By the time I was in my teens I had decided — if I gave it any thought at all — never to have kids, the unimaginative and narrow adolescent me viewing them as bourgeois accessories.
I was never going to marry, either; then I turned 20 and found myself walking down an aisle to the operatic strains of Ave Maria.
Eight months later I was pregnant.
I had my first child when I was 21. My fourth when I was 32 and threatening to become the protagonist in The Pumpkin Eater, a novel by Penelope Mortimer about a woman addicted to having kids.
Having kids, and raising a human being from scratch, made me stronger, better, smarter, more compassionate and more patient — but then I needed a little extra work in those departments. It also taught me that we don’t always know our own minds, let alone have real insights into the thoughts of others.
Time Magazine’s recent cover story, “The Childfree Life“, by Lauren Sanders has generated the usual hooting and hollering, from those who consider childbearing an obligatory adult rite of passage to those so bitterly anti-procreation they block the images of their friends’ babies on Facebook.
According to Time, the U.S. birthrate is on a downward spiral, the lowest in its history with only one in five women having a baby in their lifetime.
Time writer Carolina A. Miranda contributed a personal essay explaining that not having children didn’t signify selfishness on her part or her husband’s — a common accusation hurled at the childless — neither one of whom has ever felt the desire or need to share their lives with kids.
Which doesn’t stop just about everyone from grilling her about her choice — her husband gets a special pass — apparently men are exempt from rude inquisition.
The question of selfishness is reflexive and meritless. I’ve met plenty of selfish parents — having a baby does not a saint make.
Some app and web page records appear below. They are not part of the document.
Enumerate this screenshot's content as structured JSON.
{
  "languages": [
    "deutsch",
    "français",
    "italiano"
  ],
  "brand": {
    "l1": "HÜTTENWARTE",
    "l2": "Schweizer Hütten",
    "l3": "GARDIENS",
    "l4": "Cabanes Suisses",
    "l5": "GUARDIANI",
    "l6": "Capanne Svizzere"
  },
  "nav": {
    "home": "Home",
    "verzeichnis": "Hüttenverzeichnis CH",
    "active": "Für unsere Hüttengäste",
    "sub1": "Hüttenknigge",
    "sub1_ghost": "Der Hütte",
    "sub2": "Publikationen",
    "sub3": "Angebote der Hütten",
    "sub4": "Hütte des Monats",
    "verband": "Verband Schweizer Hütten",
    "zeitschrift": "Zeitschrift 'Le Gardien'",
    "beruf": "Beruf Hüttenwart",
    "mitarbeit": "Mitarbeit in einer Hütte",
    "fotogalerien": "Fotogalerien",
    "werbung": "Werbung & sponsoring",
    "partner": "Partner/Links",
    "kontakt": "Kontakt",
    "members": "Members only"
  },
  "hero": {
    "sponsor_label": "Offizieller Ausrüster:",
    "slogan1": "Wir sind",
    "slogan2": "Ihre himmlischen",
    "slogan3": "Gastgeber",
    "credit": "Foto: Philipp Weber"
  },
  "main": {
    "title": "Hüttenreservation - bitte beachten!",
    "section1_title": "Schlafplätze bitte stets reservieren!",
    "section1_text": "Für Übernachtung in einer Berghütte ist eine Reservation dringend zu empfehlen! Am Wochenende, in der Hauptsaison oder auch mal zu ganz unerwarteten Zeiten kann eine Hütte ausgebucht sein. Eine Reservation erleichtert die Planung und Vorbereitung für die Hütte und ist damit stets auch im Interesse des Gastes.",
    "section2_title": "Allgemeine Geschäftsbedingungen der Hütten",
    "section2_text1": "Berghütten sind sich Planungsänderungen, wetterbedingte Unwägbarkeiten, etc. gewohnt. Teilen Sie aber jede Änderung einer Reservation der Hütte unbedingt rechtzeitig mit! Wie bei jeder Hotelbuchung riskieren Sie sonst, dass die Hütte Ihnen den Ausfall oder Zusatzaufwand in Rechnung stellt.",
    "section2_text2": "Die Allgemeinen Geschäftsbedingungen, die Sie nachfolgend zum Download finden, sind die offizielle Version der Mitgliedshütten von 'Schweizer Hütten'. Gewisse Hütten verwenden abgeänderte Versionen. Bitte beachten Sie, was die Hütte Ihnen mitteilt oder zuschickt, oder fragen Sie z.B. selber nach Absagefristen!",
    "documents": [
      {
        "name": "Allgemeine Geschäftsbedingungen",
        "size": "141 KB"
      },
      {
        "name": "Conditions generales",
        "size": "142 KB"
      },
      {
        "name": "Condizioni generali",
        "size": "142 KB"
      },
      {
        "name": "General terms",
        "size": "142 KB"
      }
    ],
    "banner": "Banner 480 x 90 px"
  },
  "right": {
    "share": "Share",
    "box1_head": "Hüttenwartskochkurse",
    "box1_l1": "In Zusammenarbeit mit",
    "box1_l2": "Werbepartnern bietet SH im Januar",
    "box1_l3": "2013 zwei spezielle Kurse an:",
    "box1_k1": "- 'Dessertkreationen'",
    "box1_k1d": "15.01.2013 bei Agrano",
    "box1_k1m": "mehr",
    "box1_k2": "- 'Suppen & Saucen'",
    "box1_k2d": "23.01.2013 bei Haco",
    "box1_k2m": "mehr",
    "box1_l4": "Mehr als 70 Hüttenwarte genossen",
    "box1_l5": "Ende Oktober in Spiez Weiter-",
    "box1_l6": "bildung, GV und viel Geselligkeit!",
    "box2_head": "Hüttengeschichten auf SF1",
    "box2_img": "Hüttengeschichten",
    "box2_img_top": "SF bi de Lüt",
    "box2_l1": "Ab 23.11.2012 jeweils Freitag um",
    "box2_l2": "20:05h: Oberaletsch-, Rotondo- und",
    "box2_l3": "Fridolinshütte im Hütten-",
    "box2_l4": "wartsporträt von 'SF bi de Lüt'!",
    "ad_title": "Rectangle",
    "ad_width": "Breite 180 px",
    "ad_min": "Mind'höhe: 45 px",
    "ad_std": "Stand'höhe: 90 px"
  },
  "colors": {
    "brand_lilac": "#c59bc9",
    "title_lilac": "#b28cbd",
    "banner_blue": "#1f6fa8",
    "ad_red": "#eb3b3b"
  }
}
The real question is when did having children become a committee decision, open to public discussion or comment? When did we stop celebrating diversity?
Maybe we should worry less about the private choices of others and more about our collective inability to mind our own business.